● THE PROBLEM
Every line of the records below that holds the word "time" belongs in the answer.

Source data
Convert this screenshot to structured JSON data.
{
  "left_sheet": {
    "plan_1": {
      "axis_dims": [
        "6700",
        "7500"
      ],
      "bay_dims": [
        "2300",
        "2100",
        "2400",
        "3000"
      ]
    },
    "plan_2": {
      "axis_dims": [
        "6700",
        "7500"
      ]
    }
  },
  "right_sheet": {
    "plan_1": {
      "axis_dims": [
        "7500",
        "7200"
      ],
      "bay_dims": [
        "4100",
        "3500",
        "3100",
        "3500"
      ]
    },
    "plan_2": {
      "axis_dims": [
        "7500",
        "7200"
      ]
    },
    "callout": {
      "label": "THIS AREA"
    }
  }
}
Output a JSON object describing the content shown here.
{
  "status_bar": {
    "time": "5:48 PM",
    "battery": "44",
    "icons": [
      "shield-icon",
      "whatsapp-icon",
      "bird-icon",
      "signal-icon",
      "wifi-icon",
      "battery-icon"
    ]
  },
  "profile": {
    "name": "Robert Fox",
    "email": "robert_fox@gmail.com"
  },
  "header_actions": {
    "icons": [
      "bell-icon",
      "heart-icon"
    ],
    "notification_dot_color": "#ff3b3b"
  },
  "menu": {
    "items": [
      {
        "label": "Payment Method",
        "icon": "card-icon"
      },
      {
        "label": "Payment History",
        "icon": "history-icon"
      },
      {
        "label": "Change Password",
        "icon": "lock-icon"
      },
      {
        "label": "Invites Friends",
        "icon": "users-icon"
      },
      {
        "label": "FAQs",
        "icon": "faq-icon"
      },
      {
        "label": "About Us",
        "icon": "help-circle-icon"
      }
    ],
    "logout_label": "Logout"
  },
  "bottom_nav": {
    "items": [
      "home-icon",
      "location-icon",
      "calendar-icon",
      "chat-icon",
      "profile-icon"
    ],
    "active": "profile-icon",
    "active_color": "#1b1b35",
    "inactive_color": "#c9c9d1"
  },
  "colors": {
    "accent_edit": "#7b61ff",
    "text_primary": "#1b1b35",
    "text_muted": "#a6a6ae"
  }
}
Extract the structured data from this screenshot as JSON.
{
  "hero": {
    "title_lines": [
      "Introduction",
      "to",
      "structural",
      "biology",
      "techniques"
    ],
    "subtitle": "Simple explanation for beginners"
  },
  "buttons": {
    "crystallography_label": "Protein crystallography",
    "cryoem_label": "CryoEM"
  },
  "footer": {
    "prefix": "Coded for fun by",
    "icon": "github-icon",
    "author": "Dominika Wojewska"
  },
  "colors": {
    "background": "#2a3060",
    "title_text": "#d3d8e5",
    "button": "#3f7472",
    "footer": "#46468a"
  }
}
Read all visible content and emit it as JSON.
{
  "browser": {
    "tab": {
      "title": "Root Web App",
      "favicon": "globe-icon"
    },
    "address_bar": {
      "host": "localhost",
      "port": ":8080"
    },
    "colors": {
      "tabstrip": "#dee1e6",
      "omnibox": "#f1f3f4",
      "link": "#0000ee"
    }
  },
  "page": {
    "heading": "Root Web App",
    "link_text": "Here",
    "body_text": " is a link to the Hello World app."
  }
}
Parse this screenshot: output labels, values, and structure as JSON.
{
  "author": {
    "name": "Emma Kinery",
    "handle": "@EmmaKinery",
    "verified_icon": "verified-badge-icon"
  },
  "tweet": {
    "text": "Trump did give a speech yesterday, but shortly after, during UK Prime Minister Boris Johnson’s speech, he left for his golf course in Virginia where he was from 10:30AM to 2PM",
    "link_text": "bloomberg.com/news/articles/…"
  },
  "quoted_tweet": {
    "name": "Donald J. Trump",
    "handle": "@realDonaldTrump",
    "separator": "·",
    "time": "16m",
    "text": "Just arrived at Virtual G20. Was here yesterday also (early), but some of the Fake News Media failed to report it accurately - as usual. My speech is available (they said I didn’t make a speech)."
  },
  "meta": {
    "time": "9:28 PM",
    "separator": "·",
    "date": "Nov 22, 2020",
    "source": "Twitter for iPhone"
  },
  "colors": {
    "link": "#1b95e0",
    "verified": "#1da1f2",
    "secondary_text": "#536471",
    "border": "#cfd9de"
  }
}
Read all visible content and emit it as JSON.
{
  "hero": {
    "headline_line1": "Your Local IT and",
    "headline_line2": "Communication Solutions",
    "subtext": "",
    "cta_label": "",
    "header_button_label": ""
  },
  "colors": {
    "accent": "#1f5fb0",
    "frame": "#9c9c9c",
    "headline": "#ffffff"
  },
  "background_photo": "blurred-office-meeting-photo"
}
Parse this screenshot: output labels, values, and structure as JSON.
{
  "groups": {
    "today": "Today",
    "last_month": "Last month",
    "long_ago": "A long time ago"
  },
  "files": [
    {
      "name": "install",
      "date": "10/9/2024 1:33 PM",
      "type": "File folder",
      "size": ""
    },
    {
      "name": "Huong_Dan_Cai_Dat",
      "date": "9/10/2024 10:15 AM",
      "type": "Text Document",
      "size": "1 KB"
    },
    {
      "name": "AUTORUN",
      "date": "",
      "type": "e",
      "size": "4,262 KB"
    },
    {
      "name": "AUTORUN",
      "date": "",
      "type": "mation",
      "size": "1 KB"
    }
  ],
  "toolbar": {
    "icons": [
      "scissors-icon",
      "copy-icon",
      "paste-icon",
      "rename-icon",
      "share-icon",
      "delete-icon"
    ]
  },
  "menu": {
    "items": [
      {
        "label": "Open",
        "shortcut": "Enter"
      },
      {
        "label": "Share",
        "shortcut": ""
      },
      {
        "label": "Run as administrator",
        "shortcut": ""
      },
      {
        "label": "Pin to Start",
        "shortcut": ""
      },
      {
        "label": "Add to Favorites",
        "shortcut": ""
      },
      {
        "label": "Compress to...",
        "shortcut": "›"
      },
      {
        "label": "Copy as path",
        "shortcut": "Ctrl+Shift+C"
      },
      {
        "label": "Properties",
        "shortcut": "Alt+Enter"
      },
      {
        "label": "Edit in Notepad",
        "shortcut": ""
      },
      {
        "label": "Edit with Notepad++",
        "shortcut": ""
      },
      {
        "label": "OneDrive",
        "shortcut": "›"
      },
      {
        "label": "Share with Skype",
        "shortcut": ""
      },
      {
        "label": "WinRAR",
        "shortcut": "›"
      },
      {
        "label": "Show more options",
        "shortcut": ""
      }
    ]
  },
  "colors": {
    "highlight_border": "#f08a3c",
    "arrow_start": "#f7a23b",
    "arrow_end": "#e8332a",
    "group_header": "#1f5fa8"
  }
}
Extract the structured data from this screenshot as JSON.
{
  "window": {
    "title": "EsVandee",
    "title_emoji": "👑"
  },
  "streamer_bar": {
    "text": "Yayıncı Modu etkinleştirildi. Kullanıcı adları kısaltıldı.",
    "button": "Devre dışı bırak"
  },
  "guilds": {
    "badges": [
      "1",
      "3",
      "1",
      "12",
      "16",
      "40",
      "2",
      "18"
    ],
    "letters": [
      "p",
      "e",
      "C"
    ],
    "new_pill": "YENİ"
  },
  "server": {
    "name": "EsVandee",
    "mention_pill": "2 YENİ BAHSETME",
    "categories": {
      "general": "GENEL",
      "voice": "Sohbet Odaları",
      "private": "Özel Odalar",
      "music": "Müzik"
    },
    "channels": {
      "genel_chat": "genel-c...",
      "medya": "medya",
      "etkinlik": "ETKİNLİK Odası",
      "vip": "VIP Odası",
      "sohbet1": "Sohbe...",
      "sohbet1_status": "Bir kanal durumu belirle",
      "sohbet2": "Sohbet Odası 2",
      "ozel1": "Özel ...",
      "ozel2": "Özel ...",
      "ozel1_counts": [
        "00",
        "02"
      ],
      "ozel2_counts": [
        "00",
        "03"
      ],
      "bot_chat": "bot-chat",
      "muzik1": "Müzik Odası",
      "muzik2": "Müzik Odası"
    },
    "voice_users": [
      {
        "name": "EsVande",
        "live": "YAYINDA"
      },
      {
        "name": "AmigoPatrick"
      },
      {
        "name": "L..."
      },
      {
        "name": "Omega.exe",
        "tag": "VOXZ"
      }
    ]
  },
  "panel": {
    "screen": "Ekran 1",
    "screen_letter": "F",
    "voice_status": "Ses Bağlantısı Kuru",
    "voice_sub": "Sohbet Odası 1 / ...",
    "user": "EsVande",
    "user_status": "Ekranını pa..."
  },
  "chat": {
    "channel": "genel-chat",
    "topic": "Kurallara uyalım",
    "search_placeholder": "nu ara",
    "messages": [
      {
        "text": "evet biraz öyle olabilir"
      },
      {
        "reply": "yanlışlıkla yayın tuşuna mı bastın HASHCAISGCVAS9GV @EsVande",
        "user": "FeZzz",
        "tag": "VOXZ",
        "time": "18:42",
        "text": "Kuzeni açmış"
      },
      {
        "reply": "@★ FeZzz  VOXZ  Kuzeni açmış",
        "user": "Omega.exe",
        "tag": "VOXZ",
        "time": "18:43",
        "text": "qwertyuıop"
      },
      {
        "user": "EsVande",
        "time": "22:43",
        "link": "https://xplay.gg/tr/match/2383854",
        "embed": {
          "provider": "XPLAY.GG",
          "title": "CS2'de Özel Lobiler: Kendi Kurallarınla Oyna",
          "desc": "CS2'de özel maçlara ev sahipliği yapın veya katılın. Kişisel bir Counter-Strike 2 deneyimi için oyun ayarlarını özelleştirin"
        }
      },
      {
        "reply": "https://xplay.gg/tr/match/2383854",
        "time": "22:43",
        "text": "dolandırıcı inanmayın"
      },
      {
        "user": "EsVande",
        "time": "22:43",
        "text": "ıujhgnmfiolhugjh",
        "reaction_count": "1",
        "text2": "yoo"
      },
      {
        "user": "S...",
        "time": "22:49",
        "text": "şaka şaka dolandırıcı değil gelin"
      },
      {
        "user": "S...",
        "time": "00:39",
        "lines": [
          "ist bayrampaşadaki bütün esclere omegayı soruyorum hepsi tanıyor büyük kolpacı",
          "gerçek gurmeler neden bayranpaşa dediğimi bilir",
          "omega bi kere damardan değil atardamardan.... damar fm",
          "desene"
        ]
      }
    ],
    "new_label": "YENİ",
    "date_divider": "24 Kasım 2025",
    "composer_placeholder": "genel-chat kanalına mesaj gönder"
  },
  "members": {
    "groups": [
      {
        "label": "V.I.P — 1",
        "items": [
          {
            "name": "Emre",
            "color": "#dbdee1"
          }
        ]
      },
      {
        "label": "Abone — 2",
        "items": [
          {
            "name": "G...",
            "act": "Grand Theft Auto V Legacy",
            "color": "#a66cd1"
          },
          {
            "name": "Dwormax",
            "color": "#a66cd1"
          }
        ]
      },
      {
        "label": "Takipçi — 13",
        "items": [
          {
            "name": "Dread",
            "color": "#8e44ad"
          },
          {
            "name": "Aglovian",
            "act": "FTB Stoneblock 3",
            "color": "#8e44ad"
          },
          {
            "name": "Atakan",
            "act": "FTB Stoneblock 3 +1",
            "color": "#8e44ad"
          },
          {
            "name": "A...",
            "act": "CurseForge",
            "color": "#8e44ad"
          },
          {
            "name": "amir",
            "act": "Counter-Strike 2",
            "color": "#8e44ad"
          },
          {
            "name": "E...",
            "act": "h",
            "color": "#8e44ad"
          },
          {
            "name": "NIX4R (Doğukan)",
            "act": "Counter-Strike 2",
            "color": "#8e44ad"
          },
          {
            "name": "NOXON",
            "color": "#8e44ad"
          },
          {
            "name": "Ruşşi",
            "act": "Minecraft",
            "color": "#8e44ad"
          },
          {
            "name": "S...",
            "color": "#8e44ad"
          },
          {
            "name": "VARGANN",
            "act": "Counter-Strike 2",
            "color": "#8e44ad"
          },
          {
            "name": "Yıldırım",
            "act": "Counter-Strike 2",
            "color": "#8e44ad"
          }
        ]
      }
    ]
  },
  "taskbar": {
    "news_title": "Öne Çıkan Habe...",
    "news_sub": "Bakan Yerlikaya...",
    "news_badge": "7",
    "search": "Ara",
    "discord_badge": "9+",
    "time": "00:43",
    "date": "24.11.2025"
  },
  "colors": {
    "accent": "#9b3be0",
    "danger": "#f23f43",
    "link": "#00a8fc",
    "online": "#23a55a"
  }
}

● TASK ANSWER
    "time": "5:48 PM",
    "time": "16m",
    "time": "9:28 PM",
    "long_ago": "A long time ago"
        "time": "18:42",
        "time": "18:43",
        "time": "22:43",
        "time": "22:43",
        "time": "22:43",
        "time": "22:49",
        "time": "00:39",
    "time": "00:43",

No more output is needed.